The current scenes we are witnessing, bring back personal memories for me of the infamous 1991 Crown heights riots, which I witnessed with my own eyes, and the subsequent innocent murder of Australian Yeshivah student Yankel Rosenbaum z’l (of blessed memory).

Following the Crown Heights riots, the then Mayor of New York, David Dinkins paid a visit to the Lubavitcher Rebbe, during which the Rebbe emphasized that “the two sides are one side, one people, united by the management of one city.”

There is so much to be learned from those few, seemingly simple words, and much that those words can accomplish, because words create realities, and by changing the way we speak, we can change the world around us. As long as we continue to speak a dialectic of us and them, we perpetuate the divisions between us by perpetuating an illusion: That we are not one.

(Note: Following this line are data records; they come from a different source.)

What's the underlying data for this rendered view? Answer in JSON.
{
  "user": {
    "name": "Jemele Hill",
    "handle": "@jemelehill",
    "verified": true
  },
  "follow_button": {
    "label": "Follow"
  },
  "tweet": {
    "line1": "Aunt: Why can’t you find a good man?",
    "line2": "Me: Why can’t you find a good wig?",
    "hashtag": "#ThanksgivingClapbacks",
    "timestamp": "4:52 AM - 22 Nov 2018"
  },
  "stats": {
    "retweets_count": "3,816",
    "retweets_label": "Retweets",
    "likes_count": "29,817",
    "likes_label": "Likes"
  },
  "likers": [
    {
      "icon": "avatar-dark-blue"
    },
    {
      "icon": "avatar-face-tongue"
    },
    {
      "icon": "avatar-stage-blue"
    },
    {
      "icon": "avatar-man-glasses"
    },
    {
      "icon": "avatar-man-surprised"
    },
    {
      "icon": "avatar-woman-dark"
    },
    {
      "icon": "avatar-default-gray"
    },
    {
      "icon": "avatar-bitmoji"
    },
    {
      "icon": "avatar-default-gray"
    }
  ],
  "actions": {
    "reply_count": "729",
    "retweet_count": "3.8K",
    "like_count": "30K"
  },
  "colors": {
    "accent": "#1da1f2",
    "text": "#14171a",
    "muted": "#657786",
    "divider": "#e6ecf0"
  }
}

We can transcend the illusion of us and them and begin to see, begin to feel that this entity we call they is us. We are them. Which is really all that is meant by the motto inscribed upon the US dollar bills, “E Pluribus Unum”— “Out of the many, one.” It is precisely out of the magnificence of our diversity that the image of the One who has no image is revealed. We are humanity, united by our divine image. Our diversity is not an obstruction to our unity, but a formula to be celebrated for the strength, the beauty and the wealth it gives us.

Let’s speak that way. Act that way. Build that way. If we speak, think and act as one we can change the course of history forever for the better.

On a more pleasant and encouraging note, how wonderful it was last week, during our Erev Shavuot zoom session, to hear from various members of our congregation, who shared their insights and perspectives on the meaning of the ’10 Commandments. It was truly enlightening and inspiring for us all and demonstrated to us the amazing knowledge, and oratory capabilities of our members. We extend our sincere thanks and Kol Hakavod! to the presenters: Graham Osborne, Laurence Terret,Paul Johnson, Simi Nusem, Peta Briner,Elan Zavelsky, Odelia FitzPatrick, Simone Greenbaum & Susie Ray. Due to time constraints we were not able to hear from Howard Posner, who will present his insights this afternoon on Commandment number six, ‘Thou Shalt Not Murder’.

This week we read the longest portion in the Torah, Parshat Naso, which means to lift up. May we all be inspired and raised materially and spiritually, and work together to reach the fulfillment of the Birchat Kohanim – the Priestly Blessings which we read in this week’s Parsha, including the ultimate blessing of true and lasting peace throughout the world and the revelation of Moshiach!

Much of the above content is drawn from an article by Rabbi Tzvi Freeman, entitled, ‘George Floyd and the Healing of America – They Are Us and We Are One’

Shabbat Shalom

Levi and Dvorah Jaffe

Candle Lighting Times

Fri Jan 1st: Light Candles 6.29pm
Shabbat ends: Sat 2nd 7.26pm

Fri Jan 8th: Light Candles 6.30m
Shabbat ends: Sat 9th 7.27pm

Fri Jan 15th: Light Candles 6.30pm
Shabbat ends: Sat 16th 7.26pm

Fri Jan 22nd: Light Candles 6.28pm
Shabbat ends: Sat 23rd 7.24pm

Fri Jan 29th: Light Candles 6.26pm
Shabbat ends: Sat 30th 7.20pm

Fri Feb 5th: Light Candles 6.22pm
Shabbat ends: Sat 6th 7.16pm

Fri Feb 12th: Light Candles 6.17pm
Shabbat ends: Sat 13th 7.10pm

Fri Feb 19th: Light Candles 6.11pm
Shabbat ends: Sat 20th 7.04pm

Fri Feb 26th: Purim Light Candles 6.05pm
Shabbat ends: Sat 27th 6.57pm

Fri Mar 5th: Light Candles 5.57pm
Shabbat ends: Sat 6th 6.49pm

Fri Mar 12th: Light Candles 5.50pm
Shabbat ends: Sat 13th 6.42pm

Fri Mar 19th: Light Candles 5.42pm
Shabbat ends: Sat 20th 6.34pm

Fri Mar 26th: Light Candles 5.34pm

Sat 27th Pesach Seder 1 Light Candles after 6.26pm

Sun 28th Pesach Seder 2 Light Candles after 6.25pm

Mon 29th Yom Tov ends 6.24pm

Fri April 2nd: Light Candles 5.27pm

Sat April 3rd Pesach Day 7 Light Candles  after 6.18pm

Sun April 4th: Yom Tov ends 6.17pm